In Singapore, we are looking to double our reporting team by this year-end to comprehensively cover the fast-moving world of funded startups and VC, PE & M&A deals. We want reporters who can tell our readers what is really happening in these sectors and why it matters to markets, companies and consumers. The ability to write precisely and urgently is crucial for these roles. Ideal candidates must have to ability to work in a collaborative, dynamic, and fast-changing environment. We want our new hires to be digitally savvy and ready to experiment with new forms of storytelling. Most importantly, we are looking for hard-hitting reporters who work well in a team. Collaboration and collegiality are a must.

Following vacancies can be applied for (only in Singapore).

Following vacancies can be applied for (only in Singapore).   

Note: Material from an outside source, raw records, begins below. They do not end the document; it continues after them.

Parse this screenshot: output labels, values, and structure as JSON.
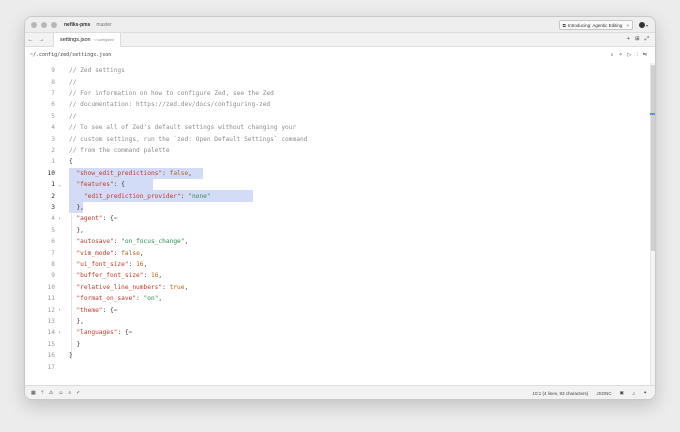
{
  "titlebar": {
    "project": "nefiks-pms",
    "branch": "master",
    "announcement": "Introducing: Agentic Editing",
    "announcement_close": "×"
  },
  "tabbar": {
    "back": "←",
    "forward": "→",
    "tab_name": "settings.json",
    "tab_path": "~/.config/zed",
    "icons": {
      "new": "+",
      "split": "⊞",
      "expand": "⤢"
    }
  },
  "breadcrumb": {
    "path": "~/.config/zed/settings.json",
    "icons": [
      "search-icon",
      "ai-assist-icon",
      "run-icon",
      "outline-icon",
      "settings-sliders-icon"
    ]
  },
  "editor": {
    "lines": [
      {
        "num": "9",
        "current": false,
        "fold": "",
        "tokens": [
          {
            "t": "// Zed settings",
            "c": "comment"
          }
        ]
      },
      {
        "num": "8",
        "current": false,
        "fold": "",
        "tokens": [
          {
            "t": "//",
            "c": "comment"
          }
        ]
      },
      {
        "num": "7",
        "current": false,
        "fold": "",
        "tokens": [
          {
            "t": "// For information on how to configure Zed, see the Zed",
            "c": "comment"
          }
        ]
      },
      {
        "num": "6",
        "current": false,
        "fold": "",
        "tokens": [
          {
            "t": "// documentation: https://zed.dev/docs/configuring-zed",
            "c": "comment"
          }
        ]
      },
      {
        "num": "5",
        "current": false,
        "fold": "",
        "tokens": [
          {
            "t": "//",
            "c": "comment"
          }
        ]
      },
      {
        "num": "4",
        "current": false,
        "fold": "",
        "tokens": [
          {
            "t": "// To see all of Zed's default settings without changing your",
            "c": "comment"
          }
        ]
      },
      {
        "num": "3",
        "current": false,
        "fold": "",
        "tokens": [
          {
            "t": "// custom settings, run the `zed: Open Default Settings` command",
            "c": "comment"
          }
        ]
      },
      {
        "num": "2",
        "current": false,
        "fold": "",
        "tokens": [
          {
            "t": "// from the command palette",
            "c": "comment"
          }
        ]
      },
      {
        "num": "1",
        "current": false,
        "fold": "",
        "tokens": [
          {
            "t": "{",
            "c": "punct"
          }
        ]
      },
      {
        "num": "10",
        "current": true,
        "fold": "",
        "sel": 134,
        "tokens": [
          {
            "t": "  ",
            "c": "punct"
          },
          {
            "t": "\"show_edit_predictions\"",
            "c": "key"
          },
          {
            "t": ": ",
            "c": "punct"
          },
          {
            "t": "false",
            "c": "bool"
          },
          {
            "t": ",",
            "c": "punct"
          }
        ]
      },
      {
        "num": "1",
        "current": true,
        "fold": "⌄",
        "sel": 84,
        "tokens": [
          {
            "t": "  ",
            "c": "punct"
          },
          {
            "t": "\"features\"",
            "c": "key"
          },
          {
            "t": ": {",
            "c": "punct"
          }
        ]
      },
      {
        "num": "2",
        "current": true,
        "fold": "",
        "sel": 184,
        "tokens": [
          {
            "t": "    ",
            "c": "punct"
          },
          {
            "t": "\"edit_prediction_provider\"",
            "c": "key"
          },
          {
            "t": ": ",
            "c": "punct"
          },
          {
            "t": "\"none\"",
            "c": "str"
          }
        ]
      },
      {
        "num": "3",
        "current": true,
        "fold": "",
        "sel": 14,
        "tokens": [
          {
            "t": "  },",
            "c": "punct"
          }
        ]
      },
      {
        "num": "4",
        "current": false,
        "fold": "›",
        "tokens": [
          {
            "t": "  ",
            "c": "punct"
          },
          {
            "t": "\"agent\"",
            "c": "key"
          },
          {
            "t": ": {",
            "c": "punct"
          },
          {
            "t": "⋯",
            "c": "ell"
          }
        ]
      },
      {
        "num": "5",
        "current": false,
        "fold": "",
        "tokens": [
          {
            "t": "  },",
            "c": "punct"
          }
        ]
      },
      {
        "num": "6",
        "current": false,
        "fold": "",
        "tokens": [
          {
            "t": "  ",
            "c": "punct"
          },
          {
            "t": "\"autosave\"",
            "c": "key"
          },
          {
            "t": ": ",
            "c": "punct"
          },
          {
            "t": "\"on_focus_change\"",
            "c": "str"
          },
          {
            "t": ",",
            "c": "punct"
          }
        ]
      },
      {
        "num": "7",
        "current": false,
        "fold": "",
        "tokens": [
          {
            "t": "  ",
            "c": "punct"
          },
          {
            "t": "\"vim_mode\"",
            "c": "key"
          },
          {
            "t": ": ",
            "c": "punct"
          },
          {
            "t": "false",
            "c": "bool"
          },
          {
            "t": ",",
            "c": "punct"
          }
        ]
      },
      {
        "num": "8",
        "current": false,
        "fold": "",
        "tokens": [
          {
            "t": "  ",
            "c": "punct"
          },
          {
            "t": "\"ui_font_size\"",
            "c": "key"
          },
          {
            "t": ": ",
            "c": "punct"
          },
          {
            "t": "16",
            "c": "num"
          },
          {
            "t": ",",
            "c": "punct"
          }
        ]
      },
      {
        "num": "9",
        "current": false,
        "fold": "",
        "tokens": [
          {
            "t": "  ",
            "c": "punct"
          },
          {
            "t": "\"buffer_font_size\"",
            "c": "key"
          },
          {
            "t": ": ",
            "c": "punct"
          },
          {
            "t": "16",
            "c": "num"
          },
          {
            "t": ",",
            "c": "punct"
          }
        ]
      },
      {
        "num": "10",
        "current": false,
        "fold": "",
        "tokens": [
          {
            "t": "  ",
            "c": "punct"
          },
          {
            "t": "\"relative_line_numbers\"",
            "c": "key"
          },
          {
            "t": ": ",
            "c": "punct"
          },
          {
            "t": "true",
            "c": "bool"
          },
          {
            "t": ",",
            "c": "punct"
          }
        ]
      },
      {
        "num": "11",
        "current": false,
        "fold": "",
        "tokens": [
          {
            "t": "  ",
            "c": "punct"
          },
          {
            "t": "\"format_on_save\"",
            "c": "key"
          },
          {
            "t": ": ",
            "c": "punct"
          },
          {
            "t": "\"on\"",
            "c": "str"
          },
          {
            "t": ",",
            "c": "punct"
          }
        ]
      },
      {
        "num": "12",
        "current": false,
        "fold": "›",
        "tokens": [
          {
            "t": "  ",
            "c": "punct"
          },
          {
            "t": "\"theme\"",
            "c": "key"
          },
          {
            "t": ": {",
            "c": "punct"
          },
          {
            "t": "⋯",
            "c": "ell"
          }
        ]
      },
      {
        "num": "13",
        "current": false,
        "fold": "",
        "tokens": [
          {
            "t": "  },",
            "c": "punct"
          }
        ]
      },
      {
        "num": "14",
        "current": false,
        "fold": "›",
        "tokens": [
          {
            "t": "  ",
            "c": "punct"
          },
          {
            "t": "\"languages\"",
            "c": "key"
          },
          {
            "t": ": {",
            "c": "punct"
          },
          {
            "t": "⋯",
            "c": "ell"
          }
        ]
      },
      {
        "num": "15",
        "current": false,
        "fold": "",
        "tokens": [
          {
            "t": "  }",
            "c": "punct"
          }
        ]
      },
      {
        "num": "16",
        "current": false,
        "fold": "",
        "tokens": [
          {
            "t": "}",
            "c": "punct"
          }
        ]
      },
      {
        "num": "17",
        "current": false,
        "fold": "",
        "tokens": []
      }
    ]
  },
  "statusbar": {
    "left_icons": [
      "project-panel-icon",
      "git-icon",
      "diagnostics-icon",
      "collab-icon",
      "search-icon",
      "check-icon"
    ],
    "cursor_position": "10:1 (4 lines, 93 characters)",
    "language": "JSONC",
    "right_icons": [
      "terminal-icon",
      "bell-icon",
      "assistant-icon"
    ]
  },
  "colors": {
    "selection": "#d2dcf7",
    "comment": "#8e8e8e",
    "key": "#c0392b",
    "string": "#2e8b57",
    "number": "#b5651d"
  }
}
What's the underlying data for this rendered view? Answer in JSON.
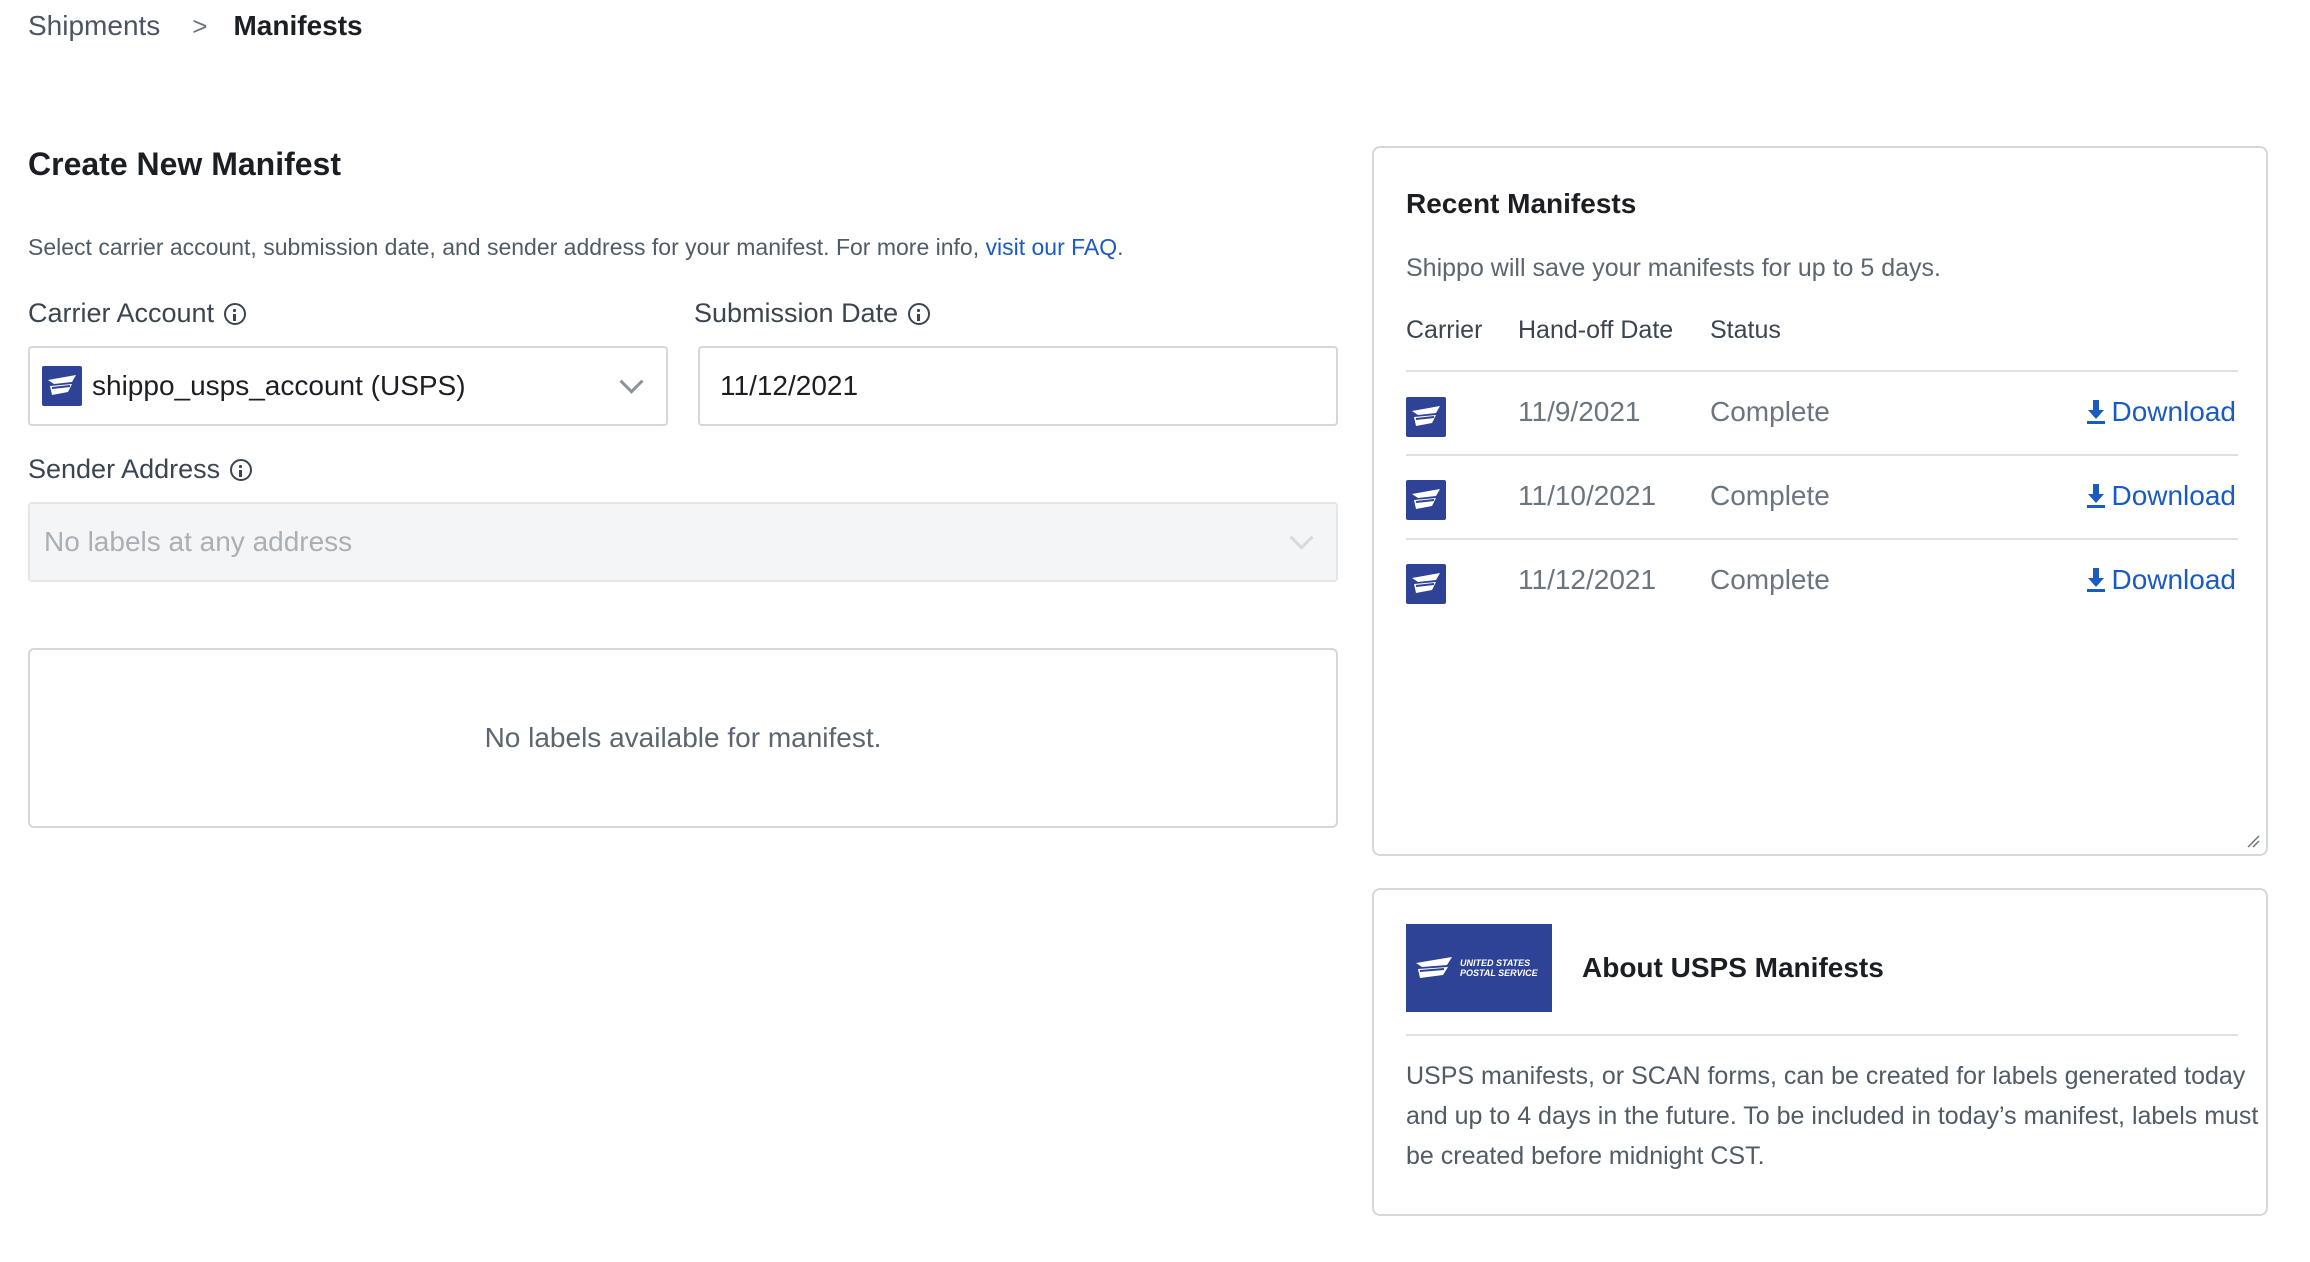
{
  "breadcrumb": {
    "parent": "Shipments",
    "separator": ">",
    "current": "Manifests"
  },
  "create": {
    "title": "Create New Manifest",
    "description": "Select carrier account, submission date, and sender address for your manifest. For more info, ",
    "faq_link": "visit our FAQ",
    "description_end": ".",
    "carrier_label": "Carrier Account",
    "carrier_value": "shippo_usps_account (USPS)",
    "date_label": "Submission Date",
    "date_value": "11/12/2021",
    "sender_label": "Sender Address",
    "sender_placeholder": "No labels at any address",
    "empty_message": "No labels available for manifest."
  },
  "recent": {
    "title": "Recent Manifests",
    "subtitle": "Shippo will save your manifests for up to 5 days.",
    "columns": [
      "Carrier",
      "Hand-off Date",
      "Status"
    ],
    "rows": [
      {
        "date": "11/9/2021",
        "status": "Complete",
        "action": "Download"
      },
      {
        "date": "11/10/2021",
        "status": "Complete",
        "action": "Download"
      },
      {
        "date": "11/12/2021",
        "status": "Complete",
        "action": "Download"
      }
    ]
  },
  "about": {
    "logo_line1": "UNITED STATES",
    "logo_line2": "POSTAL SERVICE",
    "title": "About USPS Manifests",
    "body": "USPS manifests, or SCAN forms, can be created for labels generated today and up to 4 days in the future. To be included in today’s manifest, labels must be created before midnight CST."
  },
  "colors": {
    "link": "#1a5bc2",
    "usps_blue": "#2f4396",
    "border": "#d4d8dc"
  },
  "icons": [
    "usps-eagle-icon",
    "info-icon",
    "chevron-down-icon",
    "download-icon",
    "resize-handle-icon"
  ]
}
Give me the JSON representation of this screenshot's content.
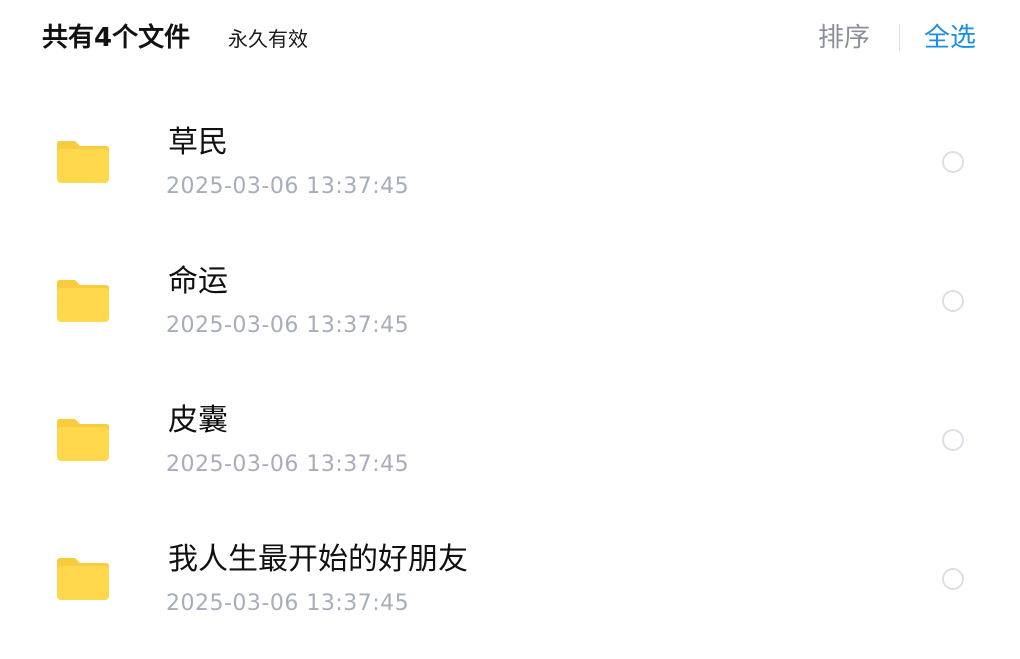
{
  "header": {
    "file_count": "共有4个文件",
    "validity": "永久有效",
    "sort_label": "排序",
    "select_all_label": "全选"
  },
  "colors": {
    "accent": "#1a8fe3",
    "folder": "#ffd84d",
    "folder_tab": "#f8cc3c",
    "muted_text": "#a7adba"
  },
  "files": [
    {
      "name": "草民",
      "time": "2025-03-06   13:37:45",
      "icon": "folder-icon"
    },
    {
      "name": "命运",
      "time": "2025-03-06   13:37:45",
      "icon": "folder-icon"
    },
    {
      "name": "皮囊",
      "time": "2025-03-06   13:37:45",
      "icon": "folder-icon"
    },
    {
      "name": "我人生最开始的好朋友",
      "time": "2025-03-06   13:37:45",
      "icon": "folder-icon"
    }
  ]
}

  • A reporter to track companies/startups that have raised private capital, and have the potential to become unicorns. SEA currently has over 40 companies with a valuation of over $100 million and under $1 billion.
  • A reporter who can get behind the scenes and reveal how funding rounds are put together, or why they’ve failed to materialise. She/he in this role will largely focus on long-format stories. 
  • A journalist to track special situations funds, distressed debt and private credit (from the PE angle) across Asia.